╭─ Exercise inputs
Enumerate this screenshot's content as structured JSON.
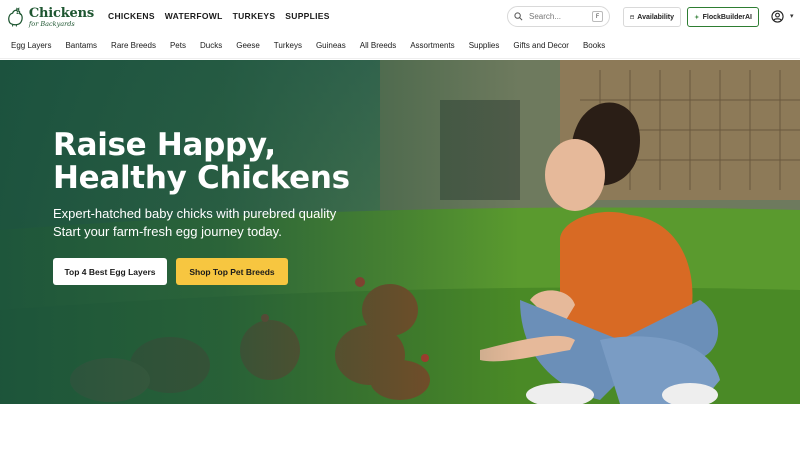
{
  "brand": {
    "name": "Chickens",
    "tagline": "for Backyards",
    "color": "#1e5631"
  },
  "main_nav": [
    "CHICKENS",
    "WATERFOWL",
    "TURKEYS",
    "SUPPLIES"
  ],
  "search": {
    "placeholder": "Search...",
    "shortcut": "F",
    "icon": "search-icon"
  },
  "header_buttons": {
    "availability": "Availability",
    "flockbuilder": "FlockBuilderAI"
  },
  "category_nav": [
    "Egg Layers",
    "Bantams",
    "Rare Breeds",
    "Pets",
    "Ducks",
    "Geese",
    "Turkeys",
    "Guineas",
    "All Breeds",
    "Assortments",
    "Supplies",
    "Gifts and Decor",
    "Books"
  ],
  "hero": {
    "title_line1": "Raise Happy,",
    "title_line2": "Healthy Chickens",
    "subtitle_line1": "Expert-hatched baby chicks with purebred quality",
    "subtitle_line2": "Start your farm-fresh egg journey today.",
    "cta_primary": "Top 4 Best Egg Layers",
    "cta_secondary": "Shop Top Pet Breeds"
  },
  "colors": {
    "accent_yellow": "#f7c640",
    "brand_green": "#1e5631",
    "flock_border": "#2e7d32"
  }
}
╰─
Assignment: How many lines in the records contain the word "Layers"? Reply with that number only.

Response below: 2